[[ Exercise material open ]]

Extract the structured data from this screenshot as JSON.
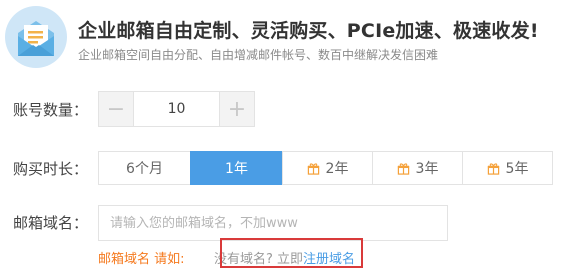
{
  "header": {
    "title": "企业邮箱自由定制、灵活购买、PCIe加速、极速收发!",
    "subtitle": "企业邮箱空间自由分配、自由增减邮件帐号、数百中继解决发信困难",
    "logo_icon": "mail-envelope-icon"
  },
  "account_count": {
    "label": "账号数量：",
    "value": "10",
    "minus": "−",
    "plus": "+"
  },
  "duration": {
    "label": "购买时长：",
    "options": [
      {
        "label": "6个月",
        "selected": false,
        "gift": false
      },
      {
        "label": "1年",
        "selected": true,
        "gift": false
      },
      {
        "label": "2年",
        "selected": false,
        "gift": true
      },
      {
        "label": "3年",
        "selected": false,
        "gift": true
      },
      {
        "label": "5年",
        "selected": false,
        "gift": true
      }
    ]
  },
  "domain": {
    "label": "邮箱域名：",
    "placeholder": "请输入您的邮箱域名，不加www",
    "hint_orange": "邮箱域名 请如:",
    "hint_gray": "没有域名? 立即",
    "hint_link": "注册域名"
  },
  "colors": {
    "accent": "#4a9de5",
    "orange": "#f57a1f",
    "highlight": "#d93a3a"
  }
}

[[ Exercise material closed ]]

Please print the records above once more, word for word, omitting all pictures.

Extract the structured data from this screenshot as JSON.
{
  "header": {
    "title": "企业邮箱自由定制、灵活购买、PCIe加速、极速收发!",
    "subtitle": "企业邮箱空间自由分配、自由增减邮件帐号、数百中继解决发信困难",
    "logo_icon": "mail-envelope-icon"
  },
  "account_count": {
    "label": "账号数量：",
    "value": "10",
    "minus": "−",
    "plus": "+"
  },
  "duration": {
    "label": "购买时长：",
    "options": [
      {
        "label": "6个月",
        "selected": false,
        "gift": false
      },
      {
        "label": "1年",
        "selected": true,
        "gift": false
      },
      {
        "label": "2年",
        "selected": false,
        "gift": true
      },
      {
        "label": "3年",
        "selected": false,
        "gift": true
      },
      {
        "label": "5年",
        "selected": false,
        "gift": true
      }
    ]
  },
  "domain": {
    "label": "邮箱域名：",
    "placeholder": "请输入您的邮箱域名，不加www",
    "hint_orange": "邮箱域名 请如:",
    "hint_gray": "没有域名? 立即",
    "hint_link": "注册域名"
  },
  "colors": {
    "accent": "#4a9de5",
    "orange": "#f57a1f",
    "highlight": "#d93a3a"
  }
}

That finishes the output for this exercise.